Here in Chicago, local government is set up not only with a central governing body but Alderman who are responsible for individual "wards" throughout the city - 50 of them in all. You think your street needs cleaning, call the Alderman. Annoyed about a new business going up 2 doors down? Call your Alderman. You get the point.
As you can imagine, this being Chicago, the politics around Aldermanic elections are pretty intense, and these elections are coming up in a few days. Jimm Disspensa, a local government worker, has been blogging intensely about the Aldermanic races but also used Inkling to set up a marketplace for all 50 elections back in December.
The marketplace has been getting heavy traffic as citizens and campaign workers alike pile on to try and influence the results.
What is interesting is how prediction markets are becoming part of the news cycle -- enough so that campaigns are worrying about how they are perceived in the markets as much as they are as the polls. Beyond our experience with this phenomena on a local scale, this is happening on a much larger scale on the popular for-money trading platform InTrade, where with only a few thousand bucks, a particular campaign can skew a market and show their candidate as "the crowd's current prediction." Perhaps there can be counter money involved to offset that activity, but then it simply becomes a matter of who has the most cash and us citizens are left on the sidelines having only a marginal ability to influence the outcome.
How to address this? In the future, I imagine the same people who run markets for elections (us included) will run private marketplaces as well, where the invite list can be controlled and the trading more closely monitored for manipulative activities. This is unfortunate because our own policy is try not to treat people like misfits until they act like it, but in this case, they've been acting like it so something needs to be done.

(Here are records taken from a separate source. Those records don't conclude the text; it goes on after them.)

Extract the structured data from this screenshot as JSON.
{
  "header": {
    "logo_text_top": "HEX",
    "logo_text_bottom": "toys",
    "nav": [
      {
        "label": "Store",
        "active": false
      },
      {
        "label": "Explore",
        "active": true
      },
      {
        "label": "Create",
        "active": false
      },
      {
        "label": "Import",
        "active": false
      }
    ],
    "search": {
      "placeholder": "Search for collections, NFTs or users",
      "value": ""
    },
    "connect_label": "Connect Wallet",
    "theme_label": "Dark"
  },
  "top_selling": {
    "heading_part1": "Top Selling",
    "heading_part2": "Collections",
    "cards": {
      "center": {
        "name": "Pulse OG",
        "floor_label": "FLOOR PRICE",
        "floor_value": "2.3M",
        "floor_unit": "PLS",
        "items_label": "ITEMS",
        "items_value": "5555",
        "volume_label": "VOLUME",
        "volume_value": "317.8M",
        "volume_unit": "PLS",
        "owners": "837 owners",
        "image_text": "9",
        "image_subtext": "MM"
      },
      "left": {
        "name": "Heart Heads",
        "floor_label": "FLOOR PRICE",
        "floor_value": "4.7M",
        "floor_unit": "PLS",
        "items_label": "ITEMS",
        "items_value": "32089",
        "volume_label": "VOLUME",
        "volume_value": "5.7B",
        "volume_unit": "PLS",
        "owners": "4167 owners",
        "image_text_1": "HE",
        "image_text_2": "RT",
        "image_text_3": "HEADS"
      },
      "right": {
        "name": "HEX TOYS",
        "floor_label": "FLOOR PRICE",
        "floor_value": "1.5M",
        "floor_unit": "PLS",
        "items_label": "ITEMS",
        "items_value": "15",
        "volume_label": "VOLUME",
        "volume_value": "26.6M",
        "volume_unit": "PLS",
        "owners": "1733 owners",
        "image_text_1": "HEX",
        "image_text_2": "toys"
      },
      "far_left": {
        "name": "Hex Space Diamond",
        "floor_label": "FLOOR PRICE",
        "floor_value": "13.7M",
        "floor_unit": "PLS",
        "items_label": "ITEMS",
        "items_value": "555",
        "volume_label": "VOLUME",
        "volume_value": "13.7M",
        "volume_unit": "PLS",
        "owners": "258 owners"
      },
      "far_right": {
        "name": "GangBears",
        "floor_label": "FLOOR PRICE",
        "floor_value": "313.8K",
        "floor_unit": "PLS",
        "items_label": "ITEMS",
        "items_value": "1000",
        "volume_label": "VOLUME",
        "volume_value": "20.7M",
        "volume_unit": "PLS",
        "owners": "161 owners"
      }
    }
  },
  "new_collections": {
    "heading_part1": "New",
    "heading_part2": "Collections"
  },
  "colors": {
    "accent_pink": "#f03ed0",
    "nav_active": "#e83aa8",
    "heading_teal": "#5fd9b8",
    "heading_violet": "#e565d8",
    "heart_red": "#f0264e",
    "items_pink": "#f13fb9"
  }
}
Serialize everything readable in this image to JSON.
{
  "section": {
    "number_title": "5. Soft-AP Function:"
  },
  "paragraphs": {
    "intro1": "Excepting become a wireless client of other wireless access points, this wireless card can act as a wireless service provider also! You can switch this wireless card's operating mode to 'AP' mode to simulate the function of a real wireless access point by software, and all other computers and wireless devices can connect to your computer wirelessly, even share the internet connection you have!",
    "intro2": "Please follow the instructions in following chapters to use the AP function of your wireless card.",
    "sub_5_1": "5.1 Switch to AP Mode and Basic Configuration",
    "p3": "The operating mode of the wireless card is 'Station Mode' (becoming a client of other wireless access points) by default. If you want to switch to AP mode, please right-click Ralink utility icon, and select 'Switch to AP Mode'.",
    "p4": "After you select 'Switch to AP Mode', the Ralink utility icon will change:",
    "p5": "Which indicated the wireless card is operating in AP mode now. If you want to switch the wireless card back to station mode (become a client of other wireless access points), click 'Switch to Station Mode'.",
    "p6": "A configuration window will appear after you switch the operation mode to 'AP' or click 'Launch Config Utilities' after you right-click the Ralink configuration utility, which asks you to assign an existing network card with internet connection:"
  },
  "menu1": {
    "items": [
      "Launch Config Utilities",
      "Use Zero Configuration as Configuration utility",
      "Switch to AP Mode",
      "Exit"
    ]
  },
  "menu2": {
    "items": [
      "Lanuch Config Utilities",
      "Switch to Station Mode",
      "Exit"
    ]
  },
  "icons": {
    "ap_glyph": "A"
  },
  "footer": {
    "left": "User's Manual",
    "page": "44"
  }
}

One day we'll also likely have to deal with this issue in the corporation as well. As these markets become more influential in decision making, who is to say a manager with an agenda somewhere won't go on a covert campaign to influence traders to say a project won't be late or that the product they are responsible for will be the best seller next year. This is no different than the politics that already goes on behind the scenes in all companies, but now there is a forum that makes that process transparent. At least when/if that happens, we can say prediction markets have really arrived as a mission critical tool!
Here is an article in The Reader, a free news weekly here in Chicago about James Disspensa, his blog, and his Inkling marketplace.